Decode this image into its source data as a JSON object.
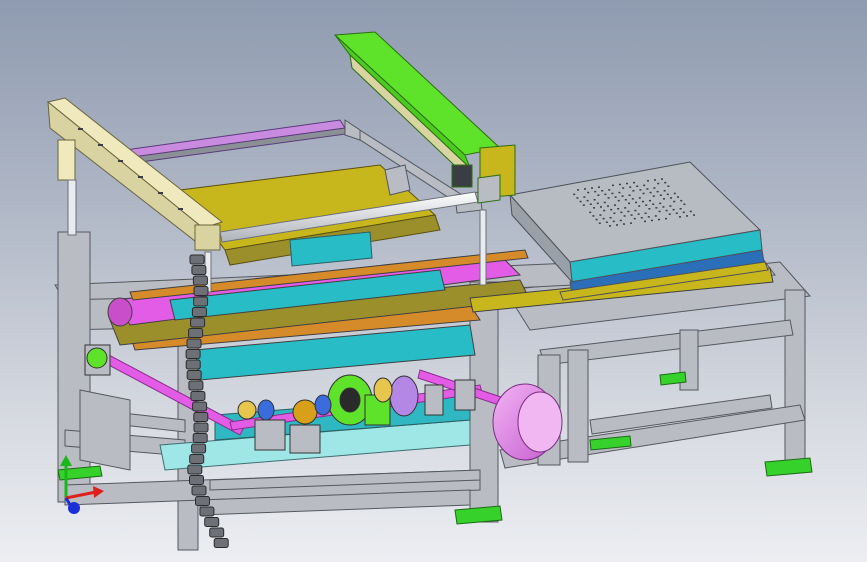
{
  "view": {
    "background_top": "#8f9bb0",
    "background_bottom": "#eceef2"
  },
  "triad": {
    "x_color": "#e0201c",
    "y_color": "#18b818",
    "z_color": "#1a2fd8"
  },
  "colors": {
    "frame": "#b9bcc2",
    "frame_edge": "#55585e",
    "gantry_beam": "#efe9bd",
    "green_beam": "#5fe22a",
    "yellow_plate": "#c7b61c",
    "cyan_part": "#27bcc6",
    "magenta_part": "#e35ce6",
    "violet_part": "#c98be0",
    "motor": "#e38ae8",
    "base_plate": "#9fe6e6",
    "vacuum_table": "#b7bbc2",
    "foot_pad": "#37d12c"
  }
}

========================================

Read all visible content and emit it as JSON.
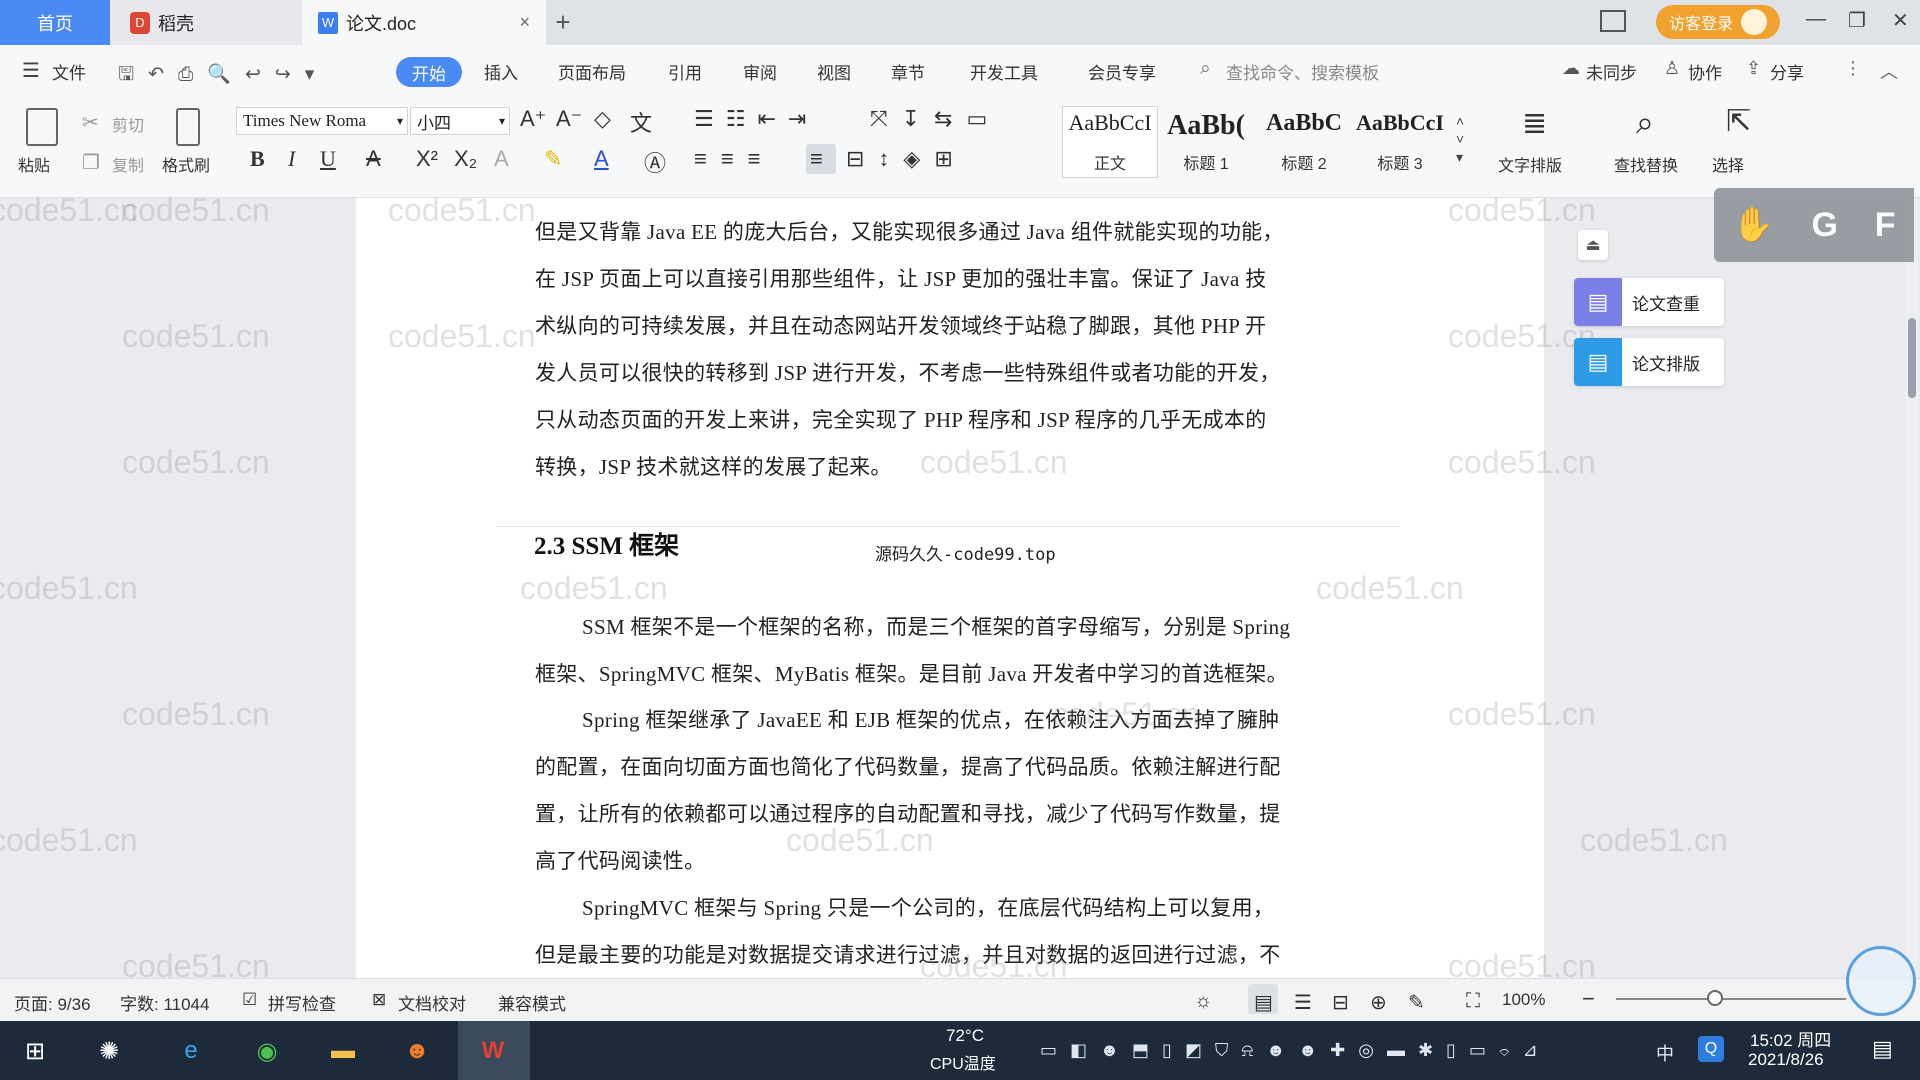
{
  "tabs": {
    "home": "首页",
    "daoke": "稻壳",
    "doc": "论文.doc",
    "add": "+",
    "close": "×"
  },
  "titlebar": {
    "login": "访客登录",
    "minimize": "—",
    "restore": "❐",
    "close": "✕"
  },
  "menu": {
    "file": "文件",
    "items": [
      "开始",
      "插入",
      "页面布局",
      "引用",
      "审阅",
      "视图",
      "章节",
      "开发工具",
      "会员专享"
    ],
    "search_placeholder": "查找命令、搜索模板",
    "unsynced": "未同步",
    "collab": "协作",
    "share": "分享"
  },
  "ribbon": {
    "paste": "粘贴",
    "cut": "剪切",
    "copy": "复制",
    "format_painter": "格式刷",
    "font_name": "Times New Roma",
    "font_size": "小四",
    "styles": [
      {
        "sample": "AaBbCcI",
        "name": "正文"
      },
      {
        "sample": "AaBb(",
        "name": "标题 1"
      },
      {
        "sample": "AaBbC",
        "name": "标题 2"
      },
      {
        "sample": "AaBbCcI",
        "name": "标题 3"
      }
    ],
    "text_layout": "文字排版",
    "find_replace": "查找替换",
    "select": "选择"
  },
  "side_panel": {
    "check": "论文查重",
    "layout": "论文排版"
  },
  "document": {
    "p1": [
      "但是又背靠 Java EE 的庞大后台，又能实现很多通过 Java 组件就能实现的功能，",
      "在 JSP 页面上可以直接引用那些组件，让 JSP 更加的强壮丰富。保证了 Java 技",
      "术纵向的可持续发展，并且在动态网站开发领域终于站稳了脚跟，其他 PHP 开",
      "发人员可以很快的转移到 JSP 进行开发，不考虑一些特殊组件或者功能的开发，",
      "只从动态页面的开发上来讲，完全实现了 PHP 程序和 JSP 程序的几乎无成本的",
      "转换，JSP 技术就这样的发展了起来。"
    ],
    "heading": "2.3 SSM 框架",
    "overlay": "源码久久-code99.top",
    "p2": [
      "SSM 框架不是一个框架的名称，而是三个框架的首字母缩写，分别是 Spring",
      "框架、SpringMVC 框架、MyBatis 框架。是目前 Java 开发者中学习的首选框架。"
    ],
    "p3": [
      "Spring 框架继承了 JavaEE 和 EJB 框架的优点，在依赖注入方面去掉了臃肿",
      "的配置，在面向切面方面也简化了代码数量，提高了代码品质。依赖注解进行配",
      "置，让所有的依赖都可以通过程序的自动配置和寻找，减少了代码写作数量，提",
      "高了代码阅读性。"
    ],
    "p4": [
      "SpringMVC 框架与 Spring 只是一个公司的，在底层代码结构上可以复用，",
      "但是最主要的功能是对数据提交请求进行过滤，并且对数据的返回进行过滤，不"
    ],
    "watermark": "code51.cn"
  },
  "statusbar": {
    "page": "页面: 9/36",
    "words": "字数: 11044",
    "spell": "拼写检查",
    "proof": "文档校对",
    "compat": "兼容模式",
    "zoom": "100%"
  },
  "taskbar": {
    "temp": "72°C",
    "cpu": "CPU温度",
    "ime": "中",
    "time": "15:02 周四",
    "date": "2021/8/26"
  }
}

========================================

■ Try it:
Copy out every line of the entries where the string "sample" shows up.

■ Answer for this exercise:
        "sample": "AaBbCcI",
        "sample": "AaBb(",
        "sample": "AaBbC",
        "sample": "AaBbCcI",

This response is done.